So a good birthday was had by all – with flirting and adventures and all the flirty sexy stuff you think has got to be all over with by the time you hit your 40’s. And looks like there might be more to come…

Happy Birthday Jack – wishing you possibilities, excitement and subway cars full of fun in your 46th year!

Vacation Clarification

I have been out of the loop – away in Ireland with the the whole family. Jack, E, her daughter, my son Max, Harry and me. We traded our apartment here in New York City to a family from Dublin and spent 9 days exploring the Dublin and the surroundings. And our relationship to each other.

Living together is often a fantasy for poly people – but not a lot of people are actually able to do it. Or, upon further reflection, want to do it. It involves melding 3 or more individual’s personalities, philosophies, ideas about what “home” means, personal possessions and (possibly) ideas about child rearing. And these are just the tip of the iceberg!  We jumped in to this experiment because of romance – we all loved each other – and practicality – we all wanted to move to a nice area of NYC and this seemed the most expedient way to do that.

We just signed a lease for the third – and last – year of the experiment. My concern about Max getting into a decent middle school was the tipping point. If he doesn’t get into somewhere where in New York where he won’t get stabbed in the hallway, he and I are moving upstate and he will be going to private school. But really, I think I have had enough. It’s just too hard too much of the time.

E is all about feelings – her own feelings. If she is upset about something she sulks and grumps and locks herself in her room. She doesn’t want to talk about it, she doesn’t want to fix it and she doesn’t want to transcend it. The energy that this gives off is so negative and stressful – I sometimes find it hard to breathe. And because her moods are so unpredictable, I never know when I’ll find her in this state. It makes me not want to come home – and not wanting to come home to my own house is a terrible feeling.

But of course it’s not my own house – I share it. And honestly, I’m done with that. Too old, too set, too opinionated to share with people and compromise. Jack and I have been rubbing alongside each other for 20 years. We know how the other operates and we operate similarly. We have the same friends, we both are homebodies, and it’s just easy to work things out and get things done. E is the opposite and truly does not understand why we spend so much time planning, cleaning, cooking and running a home. She would pay someone to do everything if she could! But my house is my castle – I love caring for it.
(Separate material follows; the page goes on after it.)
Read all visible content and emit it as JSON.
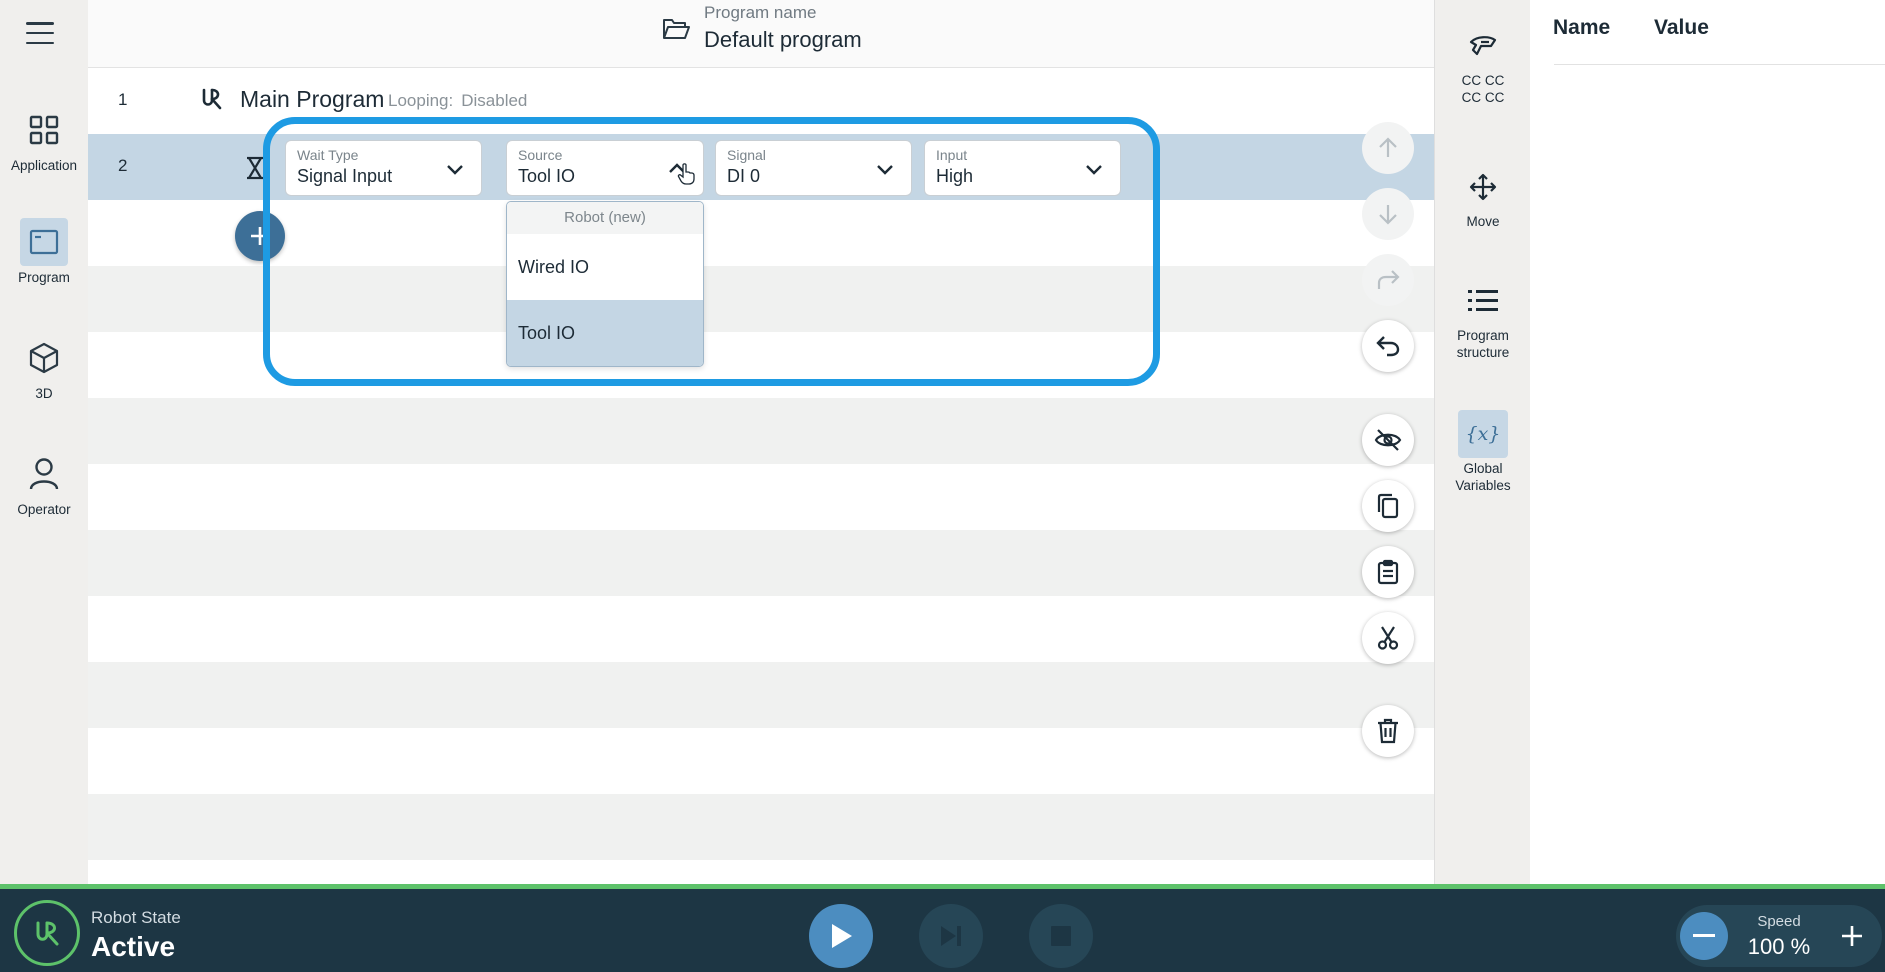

These personality differences often mean that Jack and E are on a constant roller coaster ride in their relationship. Good! Bad! Laughing! Sulking! Yelling! Canoodling! I stay as far away as I can – who needs the shrapnel. I do think E sometimes feels that life would be better if I wasn’t around and she could have Jack all to herself. I often wonder if she doesn’t have some regrets about the entire arrangement, or maybe deep in her heart she thought that we would eventually divorce. Especially since I have Harry. But my relationship with him is wonderful and special and has nothing to do with anything or anyone else – I love Jack the way I love Jack and Harry the way I love Harry.

So the vacation highlighted all of these things. Even though it was sometimes painful, it did give me some clarity about this ending next year. I know it’s the right thing to do for me. I don’t regret one decision I made about this though – so many people dream of taking action and so few people do. I’m really glad we jumped together and have had this experience of living and growing together and have tried out what it’s like to live in a triad.

Trying, however does not always mean succeeding. And even succeeding does not always mean succeeding forever. We have succeeded by some measures – we are living together as a family. And not succeeded by some – this arrangement does not always benefit all members and sometimes it feels lonely, even though there’s 3. But either way – nothing stays the same for ever. Change is inevitable.

I can’t see the future – but I can tell you I am looking forward to it!